The standout for me was Nature at Your Door, which was a 100% natives booth.

I read that Billy Krimmel, founder of Restoration Landscaping Company, has been working to create "bugscapes" in vacant city lots, which is an interesting idea. He says:
We want to plant both the plants and the insects (i.e., breeding and releasing native insect species on the native plants we plant), and pick combinations that are of value for education, restoration and pest control.
What we bring to the table is a completely new concept of gardening that focuses on plant-insect ecological communities rather than just plants.
And the garden for the show, which took a couple of gold medals, was designed to be "an ideal habitat for dragonflies and butterflies."

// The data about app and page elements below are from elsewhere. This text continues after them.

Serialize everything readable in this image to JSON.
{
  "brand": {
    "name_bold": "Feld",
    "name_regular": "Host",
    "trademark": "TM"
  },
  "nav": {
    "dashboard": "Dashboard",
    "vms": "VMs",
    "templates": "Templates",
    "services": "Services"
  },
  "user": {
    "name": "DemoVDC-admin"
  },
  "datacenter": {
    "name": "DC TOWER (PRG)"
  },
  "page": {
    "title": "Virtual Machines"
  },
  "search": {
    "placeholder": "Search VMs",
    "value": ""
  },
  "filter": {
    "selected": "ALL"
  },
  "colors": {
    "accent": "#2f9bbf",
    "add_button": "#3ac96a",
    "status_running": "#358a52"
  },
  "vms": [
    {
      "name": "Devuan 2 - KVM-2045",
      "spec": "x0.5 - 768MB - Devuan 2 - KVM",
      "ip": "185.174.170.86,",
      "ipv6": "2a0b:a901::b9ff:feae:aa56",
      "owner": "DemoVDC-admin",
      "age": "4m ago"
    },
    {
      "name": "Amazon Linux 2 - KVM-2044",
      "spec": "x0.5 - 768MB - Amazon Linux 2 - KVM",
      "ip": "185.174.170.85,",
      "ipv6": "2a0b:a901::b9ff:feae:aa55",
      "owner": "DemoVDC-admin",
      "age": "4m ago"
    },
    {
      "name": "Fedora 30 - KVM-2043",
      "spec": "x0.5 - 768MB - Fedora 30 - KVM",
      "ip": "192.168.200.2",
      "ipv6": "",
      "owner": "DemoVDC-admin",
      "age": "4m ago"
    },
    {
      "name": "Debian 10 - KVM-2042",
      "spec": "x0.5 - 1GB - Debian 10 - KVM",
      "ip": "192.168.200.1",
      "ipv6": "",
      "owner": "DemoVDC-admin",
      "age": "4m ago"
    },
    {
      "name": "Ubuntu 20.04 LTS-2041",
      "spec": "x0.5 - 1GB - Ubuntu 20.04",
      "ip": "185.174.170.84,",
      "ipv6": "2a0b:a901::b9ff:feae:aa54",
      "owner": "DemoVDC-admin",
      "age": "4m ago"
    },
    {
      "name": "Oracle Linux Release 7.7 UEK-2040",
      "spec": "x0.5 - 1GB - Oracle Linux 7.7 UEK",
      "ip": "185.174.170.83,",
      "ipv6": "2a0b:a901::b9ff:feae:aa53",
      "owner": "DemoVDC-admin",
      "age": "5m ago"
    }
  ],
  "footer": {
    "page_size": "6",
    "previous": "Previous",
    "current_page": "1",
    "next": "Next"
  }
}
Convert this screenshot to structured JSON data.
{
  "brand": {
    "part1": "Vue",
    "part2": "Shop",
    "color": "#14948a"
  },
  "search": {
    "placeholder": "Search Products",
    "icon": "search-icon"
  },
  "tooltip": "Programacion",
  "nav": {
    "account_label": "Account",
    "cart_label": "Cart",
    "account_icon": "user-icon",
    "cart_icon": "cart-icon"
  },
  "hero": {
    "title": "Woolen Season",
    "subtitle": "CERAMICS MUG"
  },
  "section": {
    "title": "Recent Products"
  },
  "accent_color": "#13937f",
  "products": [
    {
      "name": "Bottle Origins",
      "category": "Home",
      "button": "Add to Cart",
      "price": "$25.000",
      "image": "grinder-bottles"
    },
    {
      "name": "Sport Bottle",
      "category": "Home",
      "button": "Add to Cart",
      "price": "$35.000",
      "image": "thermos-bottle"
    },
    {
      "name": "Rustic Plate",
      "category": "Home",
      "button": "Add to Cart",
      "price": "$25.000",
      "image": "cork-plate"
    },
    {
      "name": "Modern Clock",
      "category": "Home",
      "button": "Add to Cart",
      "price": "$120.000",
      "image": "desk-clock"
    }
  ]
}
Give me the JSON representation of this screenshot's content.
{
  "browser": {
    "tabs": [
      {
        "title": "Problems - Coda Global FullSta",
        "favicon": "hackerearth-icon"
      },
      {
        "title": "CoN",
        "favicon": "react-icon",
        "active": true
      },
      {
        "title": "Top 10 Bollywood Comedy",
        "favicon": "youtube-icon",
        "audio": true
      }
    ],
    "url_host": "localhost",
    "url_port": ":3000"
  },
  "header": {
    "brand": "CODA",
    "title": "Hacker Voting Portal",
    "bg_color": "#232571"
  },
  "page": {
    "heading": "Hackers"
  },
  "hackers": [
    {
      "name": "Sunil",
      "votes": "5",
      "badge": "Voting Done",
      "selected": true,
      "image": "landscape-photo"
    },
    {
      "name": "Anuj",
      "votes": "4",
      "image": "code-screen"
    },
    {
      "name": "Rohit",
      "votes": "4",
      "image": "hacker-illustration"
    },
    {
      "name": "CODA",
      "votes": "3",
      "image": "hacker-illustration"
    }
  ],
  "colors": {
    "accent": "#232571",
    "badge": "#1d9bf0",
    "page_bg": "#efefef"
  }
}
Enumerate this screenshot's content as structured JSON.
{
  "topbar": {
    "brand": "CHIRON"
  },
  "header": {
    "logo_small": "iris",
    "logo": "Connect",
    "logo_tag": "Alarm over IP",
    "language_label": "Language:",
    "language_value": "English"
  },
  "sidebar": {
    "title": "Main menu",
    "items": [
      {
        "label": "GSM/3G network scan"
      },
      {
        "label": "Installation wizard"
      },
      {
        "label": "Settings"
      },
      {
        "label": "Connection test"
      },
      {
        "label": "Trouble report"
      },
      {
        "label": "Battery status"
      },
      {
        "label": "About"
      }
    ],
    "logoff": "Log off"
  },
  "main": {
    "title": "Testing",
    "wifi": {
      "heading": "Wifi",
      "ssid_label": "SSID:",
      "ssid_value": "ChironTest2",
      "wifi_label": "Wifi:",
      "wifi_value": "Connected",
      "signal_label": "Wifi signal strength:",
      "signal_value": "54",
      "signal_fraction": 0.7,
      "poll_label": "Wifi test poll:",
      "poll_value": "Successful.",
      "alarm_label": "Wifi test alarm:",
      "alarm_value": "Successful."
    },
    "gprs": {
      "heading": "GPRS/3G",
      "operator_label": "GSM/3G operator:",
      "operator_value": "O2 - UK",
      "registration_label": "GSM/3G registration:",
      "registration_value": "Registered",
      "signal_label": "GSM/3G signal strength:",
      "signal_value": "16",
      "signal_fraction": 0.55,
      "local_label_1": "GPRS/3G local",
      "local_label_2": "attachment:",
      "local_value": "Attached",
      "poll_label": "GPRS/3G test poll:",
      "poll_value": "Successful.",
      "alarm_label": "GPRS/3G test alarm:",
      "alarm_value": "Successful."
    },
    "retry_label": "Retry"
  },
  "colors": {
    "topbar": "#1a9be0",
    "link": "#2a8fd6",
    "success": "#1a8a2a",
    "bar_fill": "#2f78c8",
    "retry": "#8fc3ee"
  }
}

Ah, dragonflies -- hence the water feature - which wasn't a wow for visual effect, but now I understand what it's about I appreciate it more. Which is true, after all, of our way of gardening with natives in general. There's more to it than pizzazz. 

Very interesting. Billy Krimmel holds a PhD in Ecology at U.C. Davis, focusing his research on plant-insect interactions, so I bet his work is really great. Also, I don't think I've ever seen a copy of the Jepson manual lying casually around on a display before:

It's too bad we only had an hour or so to look around - we kept to the gardens and truly that didn't take very long. Here are a few more photos of the Nature at Your Door garden. It was dimly lit so - I did the best I could...

The company also has services relating to rainwater harvesting. I loved this elegant and fun rainwater barrel - I wonder how much it costs? I can't find anything about it on the web.

Worth a mention is a company with native (and other) lawn-substitute grasses and sedges.

But the only other standout was a succulent and cactus garden, not California natives, whose design and layout was a wow!

But we did have three people take out memberships to CNPS and we helped a number of others with their native gardening questions - and that was as much fun as ever!